Unlike other governments, it failed to build contacts with Taliban leaders, suspicious over the latter’s continuing ties with Pakistan. When the Taliban stormed Kabul, New Delhi was without friends in the new regime. Security concerns forced it to shutter its embassy and evacuate its nationals. Almost overnight, its footprint in Afghanistan shrank.
In the following months, security analysts questioned the wisdom of India exiting Afghanistan. Back in 1996, when the Taliban first marched into Kabul, India had little to lose. It had sat out the various rounds of civil wars in Afghanistan and had not invested in the country.
But this time around, India’s situation in Afghanistan was very different. It had sunk billions of dollars in development aid into the country, built infrastructure projects and invested in the education and training of the younger generation.
More importantly, India today is a country with large ambitions. It is eyeing markets and resources in the Central Asian Republics. Accessing these will not be possible if New Delhi does not have, if not friendly relations, at least a working relationship with the regime in Kabul. Its investment in Iran’s deep sea port at Chabahar will be worth its while if India’s trade with Central Asia via Afghanistan kicks off.
Additionally, New Delhi has concerns over anti-India terror outfits like the Lashkar-e-Taiba and the Jaish-e-Mohammed getting sanctuary and support from the Taliban regime.
Indian policy makers would have calculated that engaging the Taliban regime was necessary to protect India’s security interests at home and strategic and economic interests abroad. To not engage the regime would leave space open that Pakistan would fill and exploit.
In the past, Indian security analysts used to argue that the Taliban’s dependence on the ISI for support and sanctuary had made it a Pakistani proxy. However, recent developments have changed that perception somewhat. Relations between the Taliban regime and the Pakistan government have frayed over Islamabad’s fencing of the disputed border, the Durand Line, and the Taliban’s extension of sanctuary to Pakistan Taliban militants. This has prompted India to rethink its long-standing reluctance to engage the Taliban.
As for the Taliban, deepening ties with India will provide it with more leverage in dealing with Pakistan.
In recent months, the Taliban has signalled interest in deepening the relationship with India. Its acting Defence Minister Mullah Mohammad Yaqoob told an Indian television news channel that the Taliban ‘don’t have an issue’ with sending Afghan army personnel to India for military training.
Should that materialise, it would mark a giant leap in India-Taliban relations.
India’s rapprochement with the Taliban is a pragmatic move on the part of New Delhi. However, it needs to tread cautiously. The Taliban may have assured India that it will not allow anti-India terror groups to operate on Afghan soil, but will it walk its talk? Its dependence on the ISI may have fallen now that it is in power in Kabul. Yet, given its international isolation, the Taliban regime is hardly in a position to defy the few friends it has. Consequently, it is unlikely to defy Pakistan to please Delhi.

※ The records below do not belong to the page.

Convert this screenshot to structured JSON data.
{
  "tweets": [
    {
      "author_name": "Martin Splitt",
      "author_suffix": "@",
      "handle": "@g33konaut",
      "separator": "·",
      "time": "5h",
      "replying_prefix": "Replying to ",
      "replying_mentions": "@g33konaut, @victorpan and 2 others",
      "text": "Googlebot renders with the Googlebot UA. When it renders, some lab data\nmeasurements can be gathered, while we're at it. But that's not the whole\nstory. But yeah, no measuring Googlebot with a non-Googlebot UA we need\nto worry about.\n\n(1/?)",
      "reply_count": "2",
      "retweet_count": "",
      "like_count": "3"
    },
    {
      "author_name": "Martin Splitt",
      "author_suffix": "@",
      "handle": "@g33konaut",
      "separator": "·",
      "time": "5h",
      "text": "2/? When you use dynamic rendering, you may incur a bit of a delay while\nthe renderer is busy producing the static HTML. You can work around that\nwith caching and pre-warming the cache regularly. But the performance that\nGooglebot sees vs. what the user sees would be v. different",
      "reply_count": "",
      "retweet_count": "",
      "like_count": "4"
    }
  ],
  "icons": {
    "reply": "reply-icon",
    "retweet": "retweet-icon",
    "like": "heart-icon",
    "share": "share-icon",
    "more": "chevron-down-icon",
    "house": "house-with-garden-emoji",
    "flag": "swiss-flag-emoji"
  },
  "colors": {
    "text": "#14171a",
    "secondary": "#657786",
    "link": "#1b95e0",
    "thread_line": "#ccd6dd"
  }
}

Importantly, the regime continues to be dominated by the hardliners among whom India has few allies. Sirajuddin Haqqani continues to call the shots in the regime and there are no signs that his ties with the ISI have weakened.
As India manoeuvres its way forward in dealing with the Taliban regime, it must remain cautious.